▸ **Work to complete**
Each line of the listing below must be set down exactly.

▸ **Supplied entries**
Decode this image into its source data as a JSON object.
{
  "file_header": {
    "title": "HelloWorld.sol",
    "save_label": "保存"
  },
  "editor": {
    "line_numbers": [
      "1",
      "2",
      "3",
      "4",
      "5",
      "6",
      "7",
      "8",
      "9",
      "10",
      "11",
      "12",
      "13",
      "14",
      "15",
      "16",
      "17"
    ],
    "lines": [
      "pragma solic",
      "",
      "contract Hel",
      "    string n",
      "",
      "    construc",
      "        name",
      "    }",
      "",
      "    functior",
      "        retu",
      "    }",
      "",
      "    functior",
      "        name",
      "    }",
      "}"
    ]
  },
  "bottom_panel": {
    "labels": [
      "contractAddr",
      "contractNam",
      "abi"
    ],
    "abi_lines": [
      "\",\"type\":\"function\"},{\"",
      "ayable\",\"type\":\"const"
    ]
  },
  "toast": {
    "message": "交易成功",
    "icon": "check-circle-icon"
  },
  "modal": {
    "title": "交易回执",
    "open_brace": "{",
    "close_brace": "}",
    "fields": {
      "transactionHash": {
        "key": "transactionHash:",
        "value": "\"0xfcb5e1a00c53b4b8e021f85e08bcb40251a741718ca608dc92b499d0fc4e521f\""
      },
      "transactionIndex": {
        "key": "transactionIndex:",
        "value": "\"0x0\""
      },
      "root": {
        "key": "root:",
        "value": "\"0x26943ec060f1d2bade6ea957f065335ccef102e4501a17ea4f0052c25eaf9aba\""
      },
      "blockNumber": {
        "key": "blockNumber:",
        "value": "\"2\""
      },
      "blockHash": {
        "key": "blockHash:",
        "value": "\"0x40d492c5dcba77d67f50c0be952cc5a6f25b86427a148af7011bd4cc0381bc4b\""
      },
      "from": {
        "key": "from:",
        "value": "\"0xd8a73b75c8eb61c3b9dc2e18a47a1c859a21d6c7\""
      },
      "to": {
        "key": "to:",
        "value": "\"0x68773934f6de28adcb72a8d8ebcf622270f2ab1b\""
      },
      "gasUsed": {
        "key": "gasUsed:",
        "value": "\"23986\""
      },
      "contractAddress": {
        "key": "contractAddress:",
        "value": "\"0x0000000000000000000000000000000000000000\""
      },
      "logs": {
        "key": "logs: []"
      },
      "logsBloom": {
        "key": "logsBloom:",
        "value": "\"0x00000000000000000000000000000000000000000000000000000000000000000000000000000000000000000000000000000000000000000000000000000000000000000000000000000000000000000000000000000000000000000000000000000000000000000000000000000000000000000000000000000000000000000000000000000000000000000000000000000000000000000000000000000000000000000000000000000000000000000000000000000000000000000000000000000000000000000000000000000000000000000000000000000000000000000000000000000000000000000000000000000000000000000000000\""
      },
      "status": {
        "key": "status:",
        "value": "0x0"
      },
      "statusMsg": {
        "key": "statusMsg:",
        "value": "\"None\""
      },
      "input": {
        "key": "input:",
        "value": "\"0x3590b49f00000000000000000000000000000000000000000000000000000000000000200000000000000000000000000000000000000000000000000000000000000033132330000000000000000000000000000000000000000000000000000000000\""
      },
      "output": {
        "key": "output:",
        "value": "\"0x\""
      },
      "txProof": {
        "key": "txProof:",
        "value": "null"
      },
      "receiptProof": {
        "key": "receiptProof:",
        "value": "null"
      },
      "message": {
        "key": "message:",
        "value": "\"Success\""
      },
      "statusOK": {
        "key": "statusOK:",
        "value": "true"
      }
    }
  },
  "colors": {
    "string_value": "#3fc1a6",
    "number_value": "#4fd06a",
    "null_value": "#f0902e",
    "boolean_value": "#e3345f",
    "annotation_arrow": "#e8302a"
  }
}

▸ **Written response**
Decode this image into its source data as a JSON object.
{
  "file_header": {
    "title": "HelloWorld.sol",
    "save_label": "保存"
  },
  "editor": {
    "line_numbers": [
      "1",
      "2",
      "3",
      "4",
      "5",
      "6",
      "7",
      "8",
      "9",
      "10",
      "11",
      "12",
      "13",
      "14",
      "15",
      "16",
      "17"
    ],
    "lines": [
      "pragma solic",
      "",
      "contract Hel",
      "    string n",
      "",
      "    construc",
      "        name",
      "    }",
      "",
      "    functior",
      "        retu",
      "    }",
      "",
      "    functior",
      "        name",
      "    }",
      "}"
    ]
  },
  "bottom_panel": {
    "labels": [
      "contractAddr",
      "contractNam",
      "abi"
    ],
    "abi_lines": [
      "\",\"type\":\"function\"},{\"",
      "ayable\",\"type\":\"const"
    ]
  },
  "toast": {
    "message": "交易成功",
    "icon": "check-circle-icon"
  },
  "modal": {
    "title": "交易回执",
    "open_brace": "{",
    "close_brace": "}",
    "fields": {
      "transactionHash": {
        "key": "transactionHash:",
        "value": "\"0xfcb5e1a00c53b4b8e021f85e08bcb40251a741718ca608dc92b499d0fc4e521f\""
      },
      "transactionIndex": {
        "key": "transactionIndex:",
        "value": "\"0x0\""
      },
      "root": {
        "key": "root:",
        "value": "\"0x26943ec060f1d2bade6ea957f065335ccef102e4501a17ea4f0052c25eaf9aba\""
      },
      "blockNumber": {
        "key": "blockNumber:",
        "value": "\"2\""
      },
      "blockHash": {
        "key": "blockHash:",
        "value": "\"0x40d492c5dcba77d67f50c0be952cc5a6f25b86427a148af7011bd4cc0381bc4b\""
      },
      "from": {
        "key": "from:",
        "value": "\"0xd8a73b75c8eb61c3b9dc2e18a47a1c859a21d6c7\""
      },
      "to": {
        "key": "to:",
        "value": "\"0x68773934f6de28adcb72a8d8ebcf622270f2ab1b\""
      },
      "gasUsed": {
        "key": "gasUsed:",
        "value": "\"23986\""
      },
      "contractAddress": {
        "key": "contractAddress:",
        "value": "\"0x0000000000000000000000000000000000000000\""
      },
      "logs": {
        "key": "logs: []"
      },
      "logsBloom": {
        "key": "logsBloom:",
        "value": "\"0x00000000000000000000000000000000000000000000000000000000000000000000000000000000000000000000000000000000000000000000000000000000000000000000000000000000000000000000000000000000000000000000000000000000000000000000000000000000000000000000000000000000000000000000000000000000000000000000000000000000000000000000000000000000000000000000000000000000000000000000000000000000000000000000000000000000000000000000000000000000000000000000000000000000000000000000000000000000000000000000000000000000000000000000000\""
      },
      "status": {
        "key": "status:",
        "value": "0x0"
      },
      "statusMsg": {
        "key": "statusMsg:",
        "value": "\"None\""
      },
      "input": {
        "key": "input:",
        "value": "\"0x3590b49f00000000000000000000000000000000000000000000000000000000000000200000000000000000000000000000000000000000000000000000000000000033132330000000000000000000000000000000000000000000000000000000000\""
      },
      "output": {
        "key": "output:",
        "value": "\"0x\""
      },
      "txProof": {
        "key": "txProof:",
        "value": "null"
      },
      "receiptProof": {
        "key": "receiptProof:",
        "value": "null"
      },
      "message": {
        "key": "message:",
        "value": "\"Success\""
      },
      "statusOK": {
        "key": "statusOK:",
        "value": "true"
      }
    }
  },
  "colors": {
    "string_value": "#3fc1a6",
    "number_value": "#4fd06a",
    "null_value": "#f0902e",
    "boolean_value": "#e3345f",
    "annotation_arrow": "#e8302a"
  }
}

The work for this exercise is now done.